I recently visited Wind Cave National Park in South Dakota, which protects a beautiful expanse of the Northern Great Plains as well as one of the largest and most complex cave systems in the world. While well known for its geology, the park’s namesake feature is also an excellent example of the science behind a basic weather phenomenon – wind.
Wind, which is air in motion, is the result of differences in atmospheric pressure. These pressure differences are caused by the temperature differences created by the uneven heating of the Earth’s surface by the Sun. Several factors contribute to this unbalanced process, including cloud cover, large bodies of water, topography, and vegetation.
As the surface warms, air heats and rises, creating an area of low pressure. To fill that void, air from an area of relatively higher-pressure rushes in, creating a flow of air that we recognize as wind. The greater the pressure differences between these two areas, the stronger the breeze.
At Wind Cave, given its vast size, the air pressure inside the cave is constantly working to equalize with that above ground. Therefore, when there is an area of high pressure at the surface, the wind will blow into the cave. If there is an area of low pressure on the surface, the wind will blow out of the cave. For this reason, the cave is described in the oral histories of the Lakota – a Native American tribe who consider it scared – as “the hole that breathes cool air”.
While other large cave systems can generate barometric winds, those at Wind Cave are more noticeable because of the small size of its entrance. As the Venturi Effect shows, when space is constricted, air will flow faster. Legend says that the first non-native settlers to discover the cave – two brother named Jesse and Tom Bingham – did so by accident when the wind from its entrance blew the hat off one of their heads in 1881.

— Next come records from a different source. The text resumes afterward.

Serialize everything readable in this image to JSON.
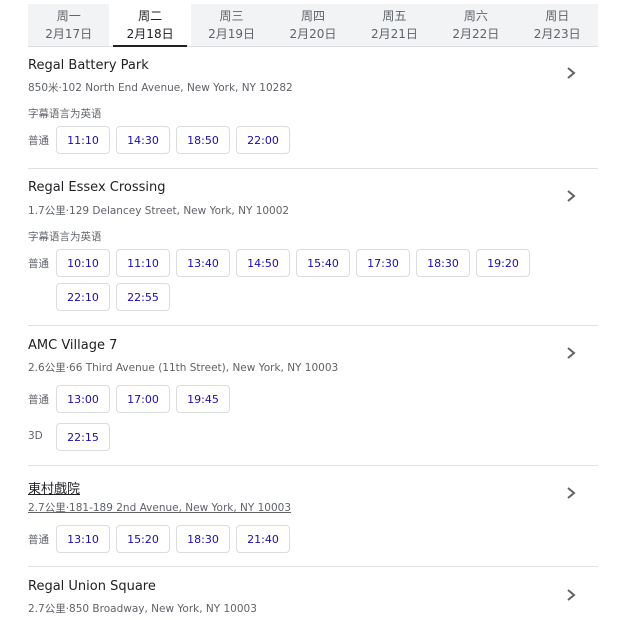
{
  "days": [
    {
      "name": "周一",
      "date": "2月17日"
    },
    {
      "name": "周二",
      "date": "2月18日"
    },
    {
      "name": "周三",
      "date": "2月19日"
    },
    {
      "name": "周四",
      "date": "2月20日"
    },
    {
      "name": "周五",
      "date": "2月21日"
    },
    {
      "name": "周六",
      "date": "2月22日"
    },
    {
      "name": "周日",
      "date": "2月23日"
    }
  ],
  "active_day": "周二",
  "subtitle_note": "字幕语言为英语",
  "theaters": [
    {
      "name": "Regal Battery Park",
      "address": "850米·102 North End Avenue, New York, NY 10282",
      "subtitle": "字幕语言为英语",
      "formats": [
        {
          "label": "普通",
          "times": [
            "11:10",
            "14:30",
            "18:50",
            "22:00"
          ]
        }
      ]
    },
    {
      "name": "Regal Essex Crossing",
      "address": "1.7公里·129 Delancey Street, New York, NY 10002",
      "subtitle": "字幕语言为英语",
      "formats": [
        {
          "label": "普通",
          "times": [
            "10:10",
            "11:10",
            "13:40",
            "14:50",
            "15:40",
            "17:30",
            "18:30",
            "19:20",
            "22:10",
            "22:55"
          ]
        }
      ]
    },
    {
      "name": "AMC Village 7",
      "address": "2.6公里·66 Third Avenue (11th Street), New York, NY 10003",
      "formats": [
        {
          "label": "普通",
          "times": [
            "13:00",
            "17:00",
            "19:45"
          ]
        },
        {
          "label": "3D",
          "times": [
            "22:15"
          ]
        }
      ]
    },
    {
      "name": "東村戲院",
      "address": "2.7公里·181-189 2nd Avenue, New York, NY 10003",
      "formats": [
        {
          "label": "普通",
          "times": [
            "13:10",
            "15:20",
            "18:30",
            "21:40"
          ]
        }
      ]
    },
    {
      "name": "Regal Union Square",
      "address": "2.7公里·850 Broadway, New York, NY 10003",
      "formats": []
    }
  ]
}
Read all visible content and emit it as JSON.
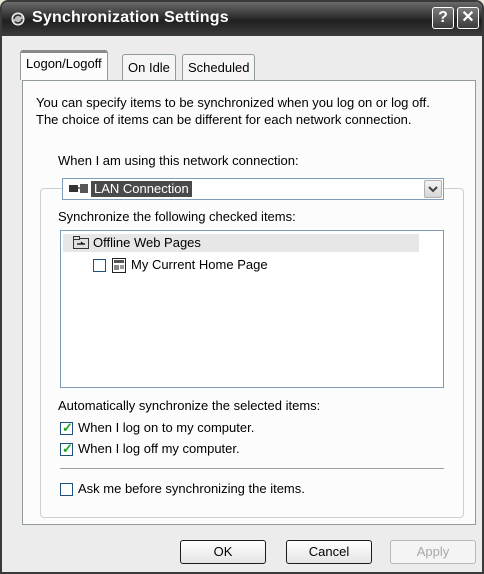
{
  "window": {
    "title": "Synchronization Settings",
    "help_glyph": "?",
    "close_glyph": "✕"
  },
  "tabs": [
    {
      "label": "Logon/Logoff",
      "active": true
    },
    {
      "label": "On Idle",
      "active": false
    },
    {
      "label": "Scheduled",
      "active": false
    }
  ],
  "panel": {
    "description_line1": "You can specify items to be synchronized when you log on or log off.",
    "description_line2": "The choice of items can be different for each network connection.",
    "connection_label": "When I am using this network connection:",
    "connection_value": "LAN Connection",
    "items_label": "Synchronize the following checked items:",
    "items": [
      {
        "label": "Offline Web Pages",
        "checked": null,
        "icon": "offline-web-pages-icon"
      },
      {
        "label": "My Current Home Page",
        "checked": false,
        "icon": "web-page-icon"
      }
    ],
    "auto_label": "Automatically synchronize the selected items:",
    "options": [
      {
        "label": "When I log on to my computer.",
        "checked": true
      },
      {
        "label": "When I log off my computer.",
        "checked": true
      },
      {
        "label": "Ask me before synchronizing the items.",
        "checked": false
      }
    ]
  },
  "buttons": {
    "ok": "OK",
    "cancel": "Cancel",
    "apply": "Apply"
  }
}
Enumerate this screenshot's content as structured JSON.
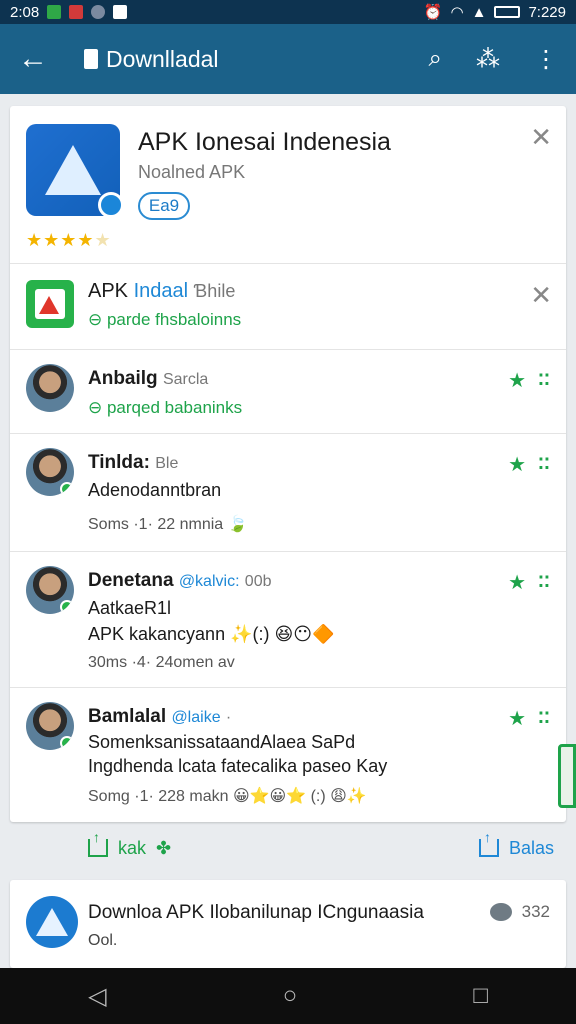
{
  "status_bar": {
    "time_left": "2:08",
    "time_right": "7:229"
  },
  "app_bar": {
    "back_icon": "arrow-left-icon",
    "title": "Downlladal",
    "actions": [
      "search-icon",
      "share-network-icon",
      "more-vert-icon"
    ]
  },
  "top_app": {
    "name": "APK Ionesai Indenesia",
    "sub": "Noalned APK",
    "pill_label": "Ea9",
    "stars": "★★★★",
    "star_empty": "★",
    "rating_out_of_5": 4
  },
  "second_app": {
    "name": "APK",
    "name_blue": "Indaal",
    "name_grey": "Ɓhile",
    "status": "parde fhsbaloinns"
  },
  "rows": [
    {
      "name": "Anbailg",
      "grey": "Sarcla",
      "status": "parqed babaninks"
    },
    {
      "name": "Tinlda:",
      "grey": "Ble",
      "line": "Adenodanntbran",
      "meta": "Soms ·1· 22 nmnia"
    },
    {
      "name": "Denetana",
      "handle": "@kalvic:",
      "grey": "00b",
      "line1": "AatkaeR1l",
      "line2": "APK kakancyann ✨(:) 😆😶🔶",
      "meta": "30ms ·4· 24omen av"
    },
    {
      "name": "Bamlalal",
      "handle": "@laike",
      "grey": "·",
      "line1": "SomenksanissataandAlaea SaPd",
      "line2": "Ingdhenda lcata fatecalika paseo Kay",
      "meta": "Somg ·1· 228 makn 😀⭐😀⭐ (:) 😩✨"
    }
  ],
  "actions": {
    "left_label": "kak",
    "right_label": "Balas"
  },
  "news": {
    "title": "Downloa APK Ilobanilunap ICngunaasia",
    "sub": "Ool.",
    "count": "332"
  },
  "colors": {
    "app_bar": "#1b6189",
    "status_bar": "#0d3350",
    "accent_green": "#1ea34a",
    "accent_blue": "#1e88d6"
  }
}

According to the NPS, winds at the cave’s natural entrance have reached up to 25-mph.